Three Part Question
In [children with suspected intussusception], can [emergency physicians, using bedside ultrasound], [confirm or exclude the diagnosis of intussusception]?
A 3-year-old boy comes in with intermittent bouts of severe abdominal pain. You are thinking of intussusception as the most likely diagnosis. It is night time and in your institution, the access to a formal ultrasound is limited at this time of day. You have heard of case reports of intussusception diagnosed by emergency physicians using bedside ultrasound. You wonder if there is any good evidence at diagnosing intussusceptions with this modality and you decide to search the available literature.
There was no BestBET, CATS or Cochrane review found on the topic. The website clinicaltrials.org was searched for an ongoing trial: none was found.
Subsequently, EMBASE and MEDLINE were searched for relevant articles.
MEDLINE (through PubMed)
[(intussusception.mp) OR (exp intussusception/) OR (intestinal invagination.mp)] AND [(exp ultrasonography/) OR (ultraso$.mp) OR (echograph$.mp)] AND [(exp emergency medicine/) OR (emergenc$.mp)] AND [(exp diagnosis/)]
47 Articles were yielded; one was retained after abstract review
EMBASE [(exp intussusception/) OR (intestinal invagination.mp)] AND [(ultraso$.mp) OR (echograph$.mp)] AND [(emergenc$.mp)] AND [(diagnos$.mp)]
Search limited to English, French, humans, newborn, infant, preschool, school, child
240 Articles were found but only one was retained after abstract review.
|Author, date and country
||Study type (level of evidence)
|Riera et al.|
|82 children suspected of having ileo-colic intussusception (non-consecutive enrollment due to requirement of being recruited by one of the 6 emergency physicians trained to performed the US)

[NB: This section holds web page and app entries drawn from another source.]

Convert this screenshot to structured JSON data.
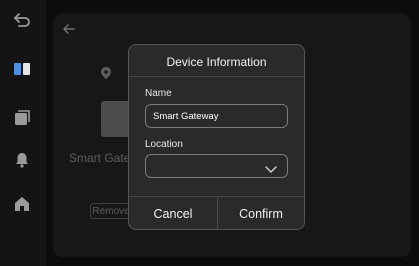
{
  "background": {
    "device_name": "Smart Gateway",
    "remove_label": "Remove"
  },
  "dialog": {
    "title": "Device Information",
    "name_label": "Name",
    "name_value": "Smart Gateway",
    "location_label": "Location",
    "location_value": "",
    "cancel_label": "Cancel",
    "confirm_label": "Confirm"
  },
  "icons": {
    "back": "back-icon",
    "devices": "devices-icon",
    "scenes": "scenes-icon",
    "alerts": "bell-icon",
    "home": "home-icon",
    "nav_back": "arrow-left-icon",
    "location_pin": "location-pin-icon",
    "dropdown": "chevron-down-icon"
  }
}
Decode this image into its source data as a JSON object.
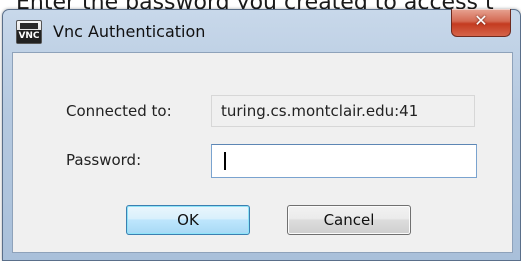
{
  "background": {
    "instruction_text": "Enter the password you created to access t"
  },
  "window": {
    "title": "Vnc Authentication",
    "app_icon_text": "VNC",
    "close_glyph": "✕",
    "close_color": "#c43b20"
  },
  "form": {
    "connected_label": "Connected to:",
    "connected_value": "turing.cs.montclair.edu:41",
    "password_label": "Password:",
    "password_value": ""
  },
  "buttons": {
    "ok_label": "OK",
    "cancel_label": "Cancel"
  },
  "colors": {
    "titlebar": "#b5c9e0",
    "client": "#f0f0f0",
    "ok_border": "#3c7fb1"
  }
}
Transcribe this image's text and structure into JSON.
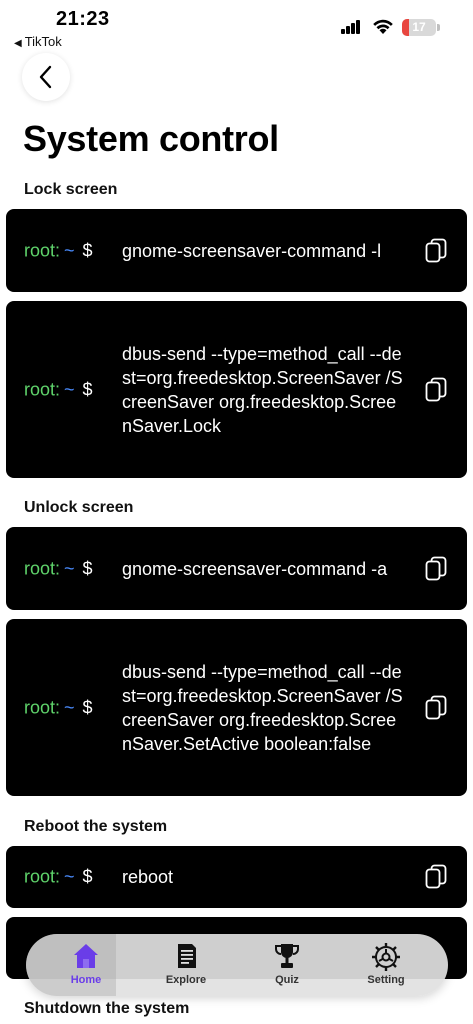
{
  "status_bar": {
    "time": "21:23",
    "back_app": "TikTok",
    "battery": "17"
  },
  "page": {
    "title": "System control"
  },
  "sections": [
    {
      "label": "Lock screen",
      "commands": [
        {
          "user": "root:",
          "tilde": "~",
          "dollar": "$",
          "text": "gnome-screensaver-command -l"
        },
        {
          "user": "root:",
          "tilde": "~",
          "dollar": "$",
          "text": "dbus-send --type=method_call --dest=org.freedesktop.ScreenSaver /ScreenSaver org.freedesktop.ScreenSaver.Lock"
        }
      ]
    },
    {
      "label": "Unlock screen",
      "commands": [
        {
          "user": "root:",
          "tilde": "~",
          "dollar": "$",
          "text": "gnome-screensaver-command -a"
        },
        {
          "user": "root:",
          "tilde": "~",
          "dollar": "$",
          "text": "dbus-send --type=method_call --dest=org.freedesktop.ScreenSaver /ScreenSaver org.freedesktop.ScreenSaver.SetActive boolean:false"
        }
      ]
    },
    {
      "label": "Reboot the system",
      "commands": [
        {
          "user": "root:",
          "tilde": "~",
          "dollar": "$",
          "text": "reboot"
        }
      ]
    },
    {
      "label": "Shutdown the system"
    }
  ],
  "tab_bar": {
    "tabs": [
      {
        "label": "Home",
        "icon": "home-icon",
        "active": true
      },
      {
        "label": "Explore",
        "icon": "document-icon"
      },
      {
        "label": "Quiz",
        "icon": "trophy-icon"
      },
      {
        "label": "Setting",
        "icon": "gear-icon"
      }
    ]
  },
  "colors": {
    "prompt_user": "#5fd36b",
    "prompt_tilde": "#4a8cff",
    "active_tab": "#6a3de8",
    "card_bg": "#000000",
    "battery_low": "#e8463f"
  }
}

All patients got bedside USS by one of the six trained EP (who had received a 1-h focused training session), then underwent a formal USS in the radiology department
The results were then compared, the radiologist\\\'s USS being considered the gold standard
|Observational study||Performance characteristics of bedside USS by paediatric EP (sensitivity, specificity, NPV and PPV)||Sensitivity 85% (54%-97%)|
Specificity 97% (89%-99%)
Positive predictive value (PPV) 85% (54%-97%
Negative predictive value (NPV) 97% (89%-99%
LR+ 29 (95% CI 7.3 to 117)
LR− 0.16 (95% CI 0.04 to 0.57)
|Limited number of trained EP
Small sample size resulting in large
CI Non-consecutive convenience sample
52% of the US performed by the same EP
EP previous experience with USS not precisely documented
Cannot generalise results to physicians not previously trained in US
Delays between the ED and the radiology USS may explain some of the FP results (self-resolving intussusception)|
|Zerzan et al,|
|99 Patients aged 3 months to 6 years with suspicion of intussusception|
Patients underwent bedside USS by one of the EP (who had received focused training) then underwent a formal USS in the radiology department
The results were then compared; the radiologist\'s USS being considered the gold standard
|Observational Study||Performance characteristics of bedside USS by paediatric EP||Sensitivity 89% (95% CI 0.05% to 0.99%)|
Specificity 98% (95% CI 0.91% to 0.99%)
LR+ 40 (95% CI 10 to 160)
LR− 0.11 (95% CI 0.02 to 0.72)κ value 0.825
|Poor description of methodology
Number of EP performing USS unclear
Principal investigator\'s previous US training unknown, yet he provides the training session
Small sample size resulting in large CI |
The included studies suggest that emergency physicians using bedside ultrasound could rule in children with suspicion of intussusception with a high specificity (97–98%). The sensitivities, however, were much lower (85–89% with wide CI), which seems clinically unacceptable when a diagnosis with such possible dismal consequences is suspected.
Both studies were based on relatively small size resulting in large CI making the final decision difficult.
ED, emergency department; EP, emergency physician; LR, likelihood ratio; NPV, negative predictive value; PPV, positive predictive value; USS, ultrasound scan.
Clinical Bottom Line
ED bedside ultrasound could possibly be used to rule in intussusception in children for whom this diagnosis is suspected, with high specificity. However, its value to rule out intussusception has yet to be proved.
Further studies need to be conducted to confirm its utility as a diagnostic tool for suspected intussusception in children in the ED.
- Riera A, Hsiao AL, Langhan ML, et al. Diagnosis of Intussusception by Physician Novice Sonographers in the Emergency Department Annals of Emergency Medicine Mar 14. [Epub ahead of print].
- Zerzan J, Arroyo A, Dickman E, et al. Diagnosing intussusception by bedside ultrasonography in the pediatric Emergency Department. Abstracts of the 2012 Society for Academic Emergency Medicine (SAEM) Annual Meeting; 9–12 May 2012, Chicago Acad Emerg Med 2012;19(Suppl. 1):S1–426.